◆ Exercise prompt ◆
Check every line below for the word "true" and copy the ones that have it.

◆ Data for the task ◆
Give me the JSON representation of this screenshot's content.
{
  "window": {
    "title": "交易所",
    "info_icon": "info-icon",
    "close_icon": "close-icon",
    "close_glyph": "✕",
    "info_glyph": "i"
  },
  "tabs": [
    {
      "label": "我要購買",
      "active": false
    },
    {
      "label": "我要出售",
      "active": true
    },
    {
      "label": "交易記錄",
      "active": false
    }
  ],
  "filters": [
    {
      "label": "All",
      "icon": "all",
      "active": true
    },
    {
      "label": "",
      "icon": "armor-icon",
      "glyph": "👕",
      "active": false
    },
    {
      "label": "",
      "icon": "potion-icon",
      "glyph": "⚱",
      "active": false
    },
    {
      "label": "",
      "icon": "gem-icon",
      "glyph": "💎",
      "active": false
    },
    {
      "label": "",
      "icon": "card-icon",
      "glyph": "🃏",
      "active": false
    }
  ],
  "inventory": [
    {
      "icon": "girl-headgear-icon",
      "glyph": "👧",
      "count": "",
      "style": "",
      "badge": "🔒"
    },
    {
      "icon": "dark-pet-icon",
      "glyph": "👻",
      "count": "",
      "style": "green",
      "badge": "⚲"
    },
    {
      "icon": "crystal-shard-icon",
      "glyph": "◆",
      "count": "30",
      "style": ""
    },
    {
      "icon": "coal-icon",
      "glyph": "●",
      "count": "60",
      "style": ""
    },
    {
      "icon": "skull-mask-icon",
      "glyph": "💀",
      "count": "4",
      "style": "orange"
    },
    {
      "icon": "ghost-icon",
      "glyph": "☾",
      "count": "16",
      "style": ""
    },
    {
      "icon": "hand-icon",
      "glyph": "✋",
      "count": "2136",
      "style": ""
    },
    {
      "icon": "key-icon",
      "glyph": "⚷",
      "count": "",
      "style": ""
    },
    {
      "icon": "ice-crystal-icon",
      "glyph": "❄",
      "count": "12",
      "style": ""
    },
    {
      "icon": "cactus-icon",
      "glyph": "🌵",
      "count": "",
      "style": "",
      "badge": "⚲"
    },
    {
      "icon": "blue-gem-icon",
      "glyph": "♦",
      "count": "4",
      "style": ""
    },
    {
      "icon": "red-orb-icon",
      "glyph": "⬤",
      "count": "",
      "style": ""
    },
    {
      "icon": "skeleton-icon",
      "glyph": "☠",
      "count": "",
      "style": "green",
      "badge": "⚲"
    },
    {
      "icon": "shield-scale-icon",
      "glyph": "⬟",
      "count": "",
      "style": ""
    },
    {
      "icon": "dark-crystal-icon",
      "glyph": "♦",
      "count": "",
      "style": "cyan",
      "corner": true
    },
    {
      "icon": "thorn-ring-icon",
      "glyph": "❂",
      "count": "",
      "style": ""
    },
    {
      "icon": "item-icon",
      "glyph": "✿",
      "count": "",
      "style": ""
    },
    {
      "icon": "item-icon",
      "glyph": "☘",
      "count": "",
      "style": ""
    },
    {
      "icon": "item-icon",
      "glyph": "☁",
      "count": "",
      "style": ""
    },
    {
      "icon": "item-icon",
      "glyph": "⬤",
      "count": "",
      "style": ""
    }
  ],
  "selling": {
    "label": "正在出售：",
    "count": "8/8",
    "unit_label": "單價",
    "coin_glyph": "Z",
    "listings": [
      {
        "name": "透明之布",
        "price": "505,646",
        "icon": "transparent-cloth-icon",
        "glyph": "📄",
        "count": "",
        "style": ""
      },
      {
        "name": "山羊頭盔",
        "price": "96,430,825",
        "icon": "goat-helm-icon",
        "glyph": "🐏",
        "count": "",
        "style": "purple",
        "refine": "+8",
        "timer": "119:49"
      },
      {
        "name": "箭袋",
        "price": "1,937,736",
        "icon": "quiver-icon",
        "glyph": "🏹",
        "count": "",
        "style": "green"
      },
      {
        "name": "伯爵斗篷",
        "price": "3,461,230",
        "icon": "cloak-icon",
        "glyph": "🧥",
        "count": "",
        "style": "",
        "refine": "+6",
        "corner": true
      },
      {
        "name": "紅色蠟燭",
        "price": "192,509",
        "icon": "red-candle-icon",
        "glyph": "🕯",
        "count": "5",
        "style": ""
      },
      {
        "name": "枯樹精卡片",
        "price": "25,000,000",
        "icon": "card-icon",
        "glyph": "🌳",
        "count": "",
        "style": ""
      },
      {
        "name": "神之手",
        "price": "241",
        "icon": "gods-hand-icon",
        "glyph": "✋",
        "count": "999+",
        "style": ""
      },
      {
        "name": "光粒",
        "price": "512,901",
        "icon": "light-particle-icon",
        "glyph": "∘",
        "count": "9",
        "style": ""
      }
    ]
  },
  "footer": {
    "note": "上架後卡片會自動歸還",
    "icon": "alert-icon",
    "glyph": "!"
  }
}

◆ Exercise solution ◆
      "active": true
      "active": true
      "corner": true
        "corner": true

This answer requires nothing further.